Business is different.
There are often multiple “correct” answers, some better than others, but few “right” or “wrong”. However, once we find an answer that seems to fit, our tendency will be to accept that and move on. For minor issues, with low impact ramifications, finding an answer and moving on is often the prudent thing to do. However, for a problem or situation that has significant downstream consequences, you don’t necessarily want to stop at the first idea.
Ask “What else?”.
Once someone comes up with an idea, follow that idea and flush it out. Then after you have a good handle on this answer, ask, “What else?” Encourage thinking to continue and come up with other ideas. Ask:
What else can cause this?
What else can you think of that could solve this?
What else comes to mind?
What else have others thought about?
What else have others implemented?
What else might happen?
What else should we consider?
Variations of “What else?”
include “Where else”, “How else”, “Who else” and “When else?”
Where else can you find information?
Where else might you see that symptom
Where else have you seen this issue?
How else can you construct that?
How else can that be viewed?
How else can you accomplish that?
Who else should be involved?
Who else would have additional information?
Who else should be part of this communication?
When else did something like this happen?
When else have we been in this situation?
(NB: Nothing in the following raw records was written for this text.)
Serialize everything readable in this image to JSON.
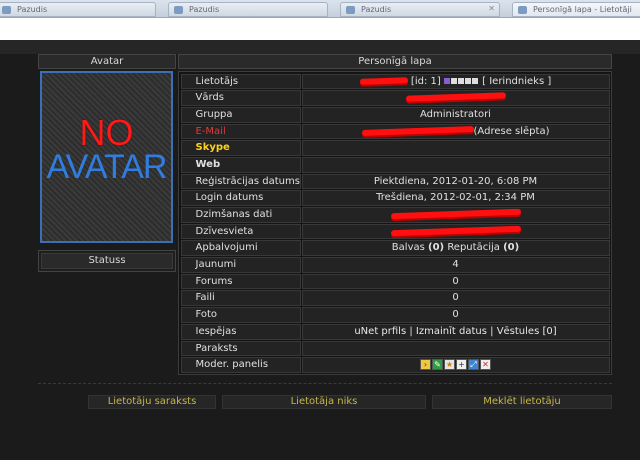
{
  "browser": {
    "tabs": [
      {
        "label": "Pazudis"
      },
      {
        "label": "Pazudis"
      },
      {
        "label": "Pazudis"
      },
      {
        "label": "Personīgā lapa - Lietotāji"
      }
    ]
  },
  "sidebar": {
    "header": "Avatar",
    "avatar_line1": "NO",
    "avatar_line2": "AVATAR",
    "status_label": "Statuss"
  },
  "main": {
    "header": "Personīgā lapa",
    "rows": [
      {
        "label": "Lietotājs",
        "value_id": "[id: 1]",
        "value_group": "[ Ierindnieks ]"
      },
      {
        "label": "Vārds"
      },
      {
        "label": "Gruppa",
        "value": "Administratori"
      },
      {
        "label": "E-Mail",
        "value": "(Adrese slēpta)"
      },
      {
        "label": "Skype",
        "value": ""
      },
      {
        "label": "Web",
        "value": ""
      },
      {
        "label": "Reģistrācijas datums",
        "value": "Piektdiena, 2012-01-20, 6:08 PM"
      },
      {
        "label": "Login datums",
        "value": "Trešdiena, 2012-02-01, 2:34 PM"
      },
      {
        "label": "Dzimšanas dati"
      },
      {
        "label": "Dzīvesvieta"
      },
      {
        "label": "Apbalvojumi",
        "value_a": "Balvas",
        "value_a_count": "(0)",
        "value_b": "Reputācija",
        "value_b_count": "(0)"
      },
      {
        "label": "Jaunumi",
        "value": "4"
      },
      {
        "label": "Forums",
        "value": "0"
      },
      {
        "label": "Faili",
        "value": "0"
      },
      {
        "label": "Foto",
        "value": "0"
      },
      {
        "label": "Iespējas",
        "link1": "uNet prfils",
        "sep": "|",
        "link2": "Izmainīt datus",
        "link3": "Vēstules [0]"
      },
      {
        "label": "Paraksts",
        "value": ""
      },
      {
        "label": "Moder. panelis"
      }
    ]
  },
  "footer": {
    "users_list": "Lietotāju saraksts",
    "user_nick": "Lietotāja niks",
    "search_user": "Meklēt lietotāju"
  },
  "colors": {
    "email_label": "#e03a3a",
    "skype_label": "#ffd21a",
    "footer_link": "#c7b74a",
    "avatar_border": "#3b6fb6",
    "redaction": "#ff1010"
  }
}
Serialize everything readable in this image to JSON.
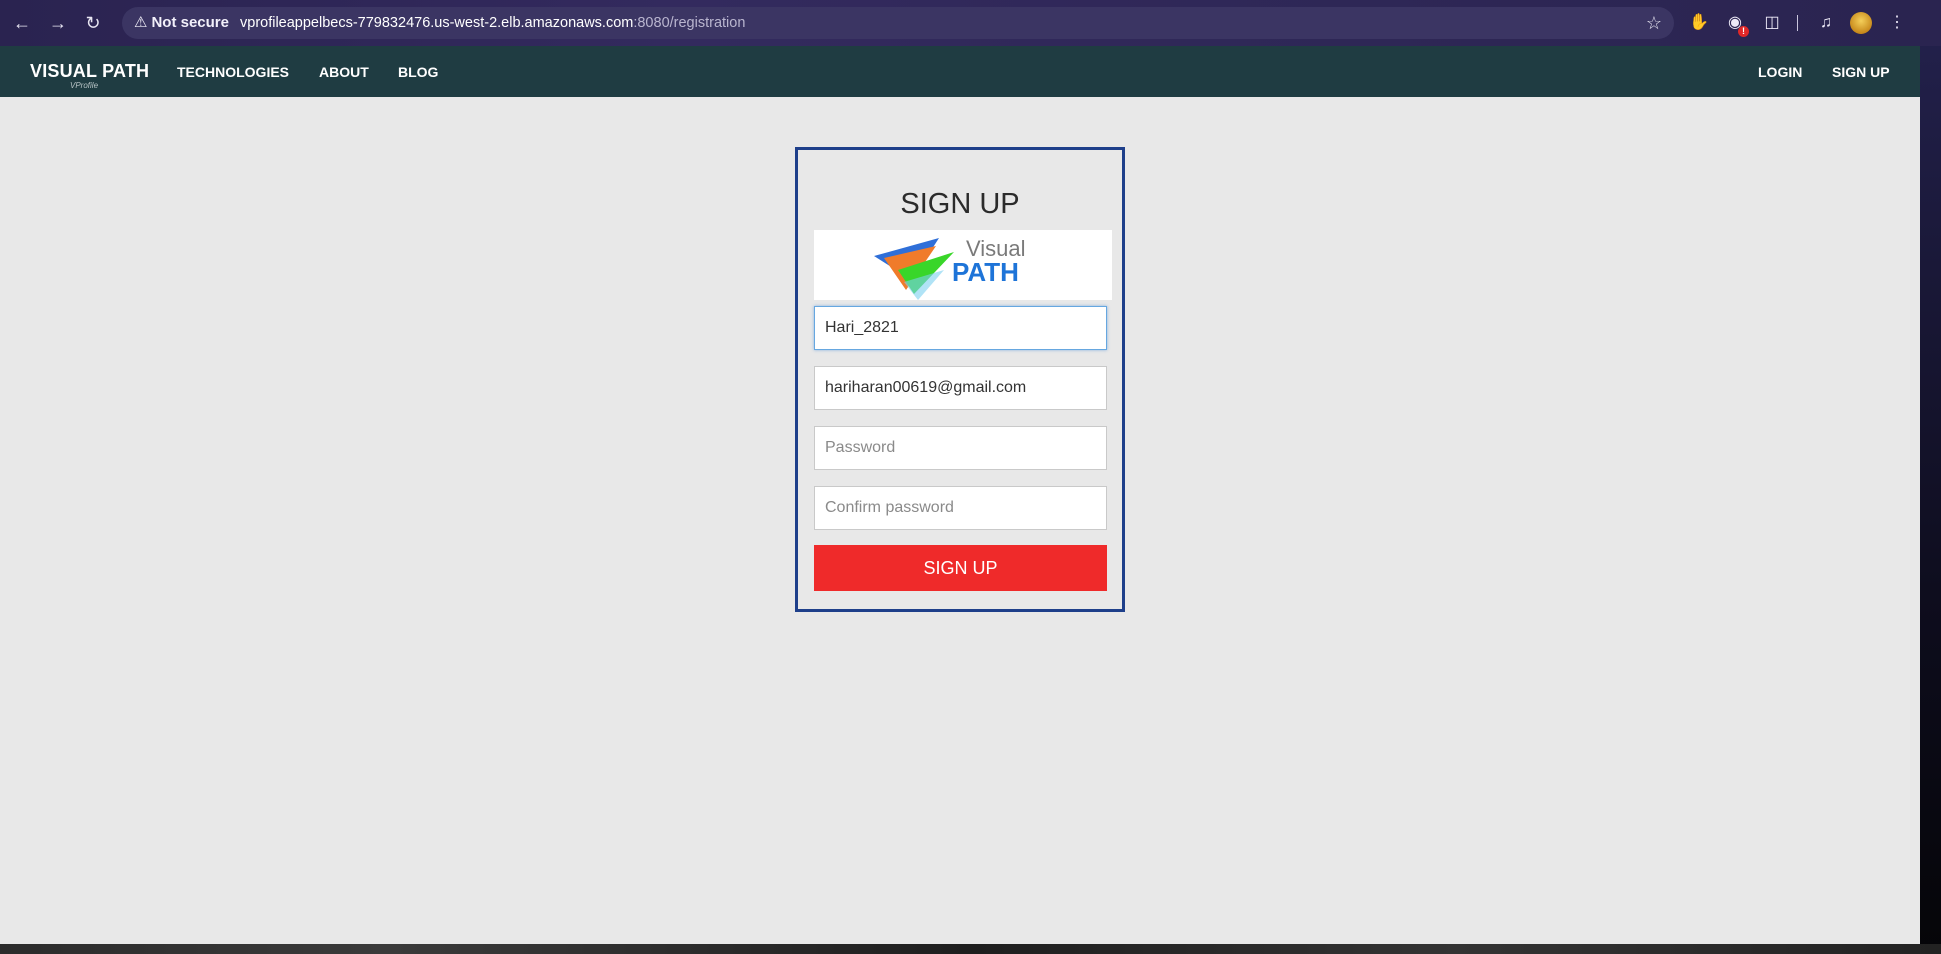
{
  "browser": {
    "security_label": "Not secure",
    "url_host": "vprofileappelbecs-779832476.us-west-2.elb.amazonaws.com",
    "url_path": ":8080/registration"
  },
  "navbar": {
    "brand": "VISUAL PATH",
    "brand_sub": "VProfile",
    "links": [
      "TECHNOLOGIES",
      "ABOUT",
      "BLOG"
    ],
    "login": "LOGIN",
    "signup": "SIGN UP"
  },
  "form": {
    "title": "SIGN UP",
    "logo": {
      "word1": "Visual",
      "word2": "PATH"
    },
    "username_value": "Hari_2821",
    "email_value": "hariharan00619@gmail.com",
    "password_placeholder": "Password",
    "confirm_placeholder": "Confirm password",
    "submit_label": "SIGN UP"
  },
  "colors": {
    "navbar_bg": "#1f3c42",
    "card_border": "#1e3f8a",
    "submit_bg": "#ef2a2a",
    "page_bg": "#e8e8e8"
  }
}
; Encouraging people to think about alternatives often results in additional ideas, and at the very least, a more thought out original idea. Ask, "What Else?" to stimulate additional thinking beyond just the first multiple choice answer.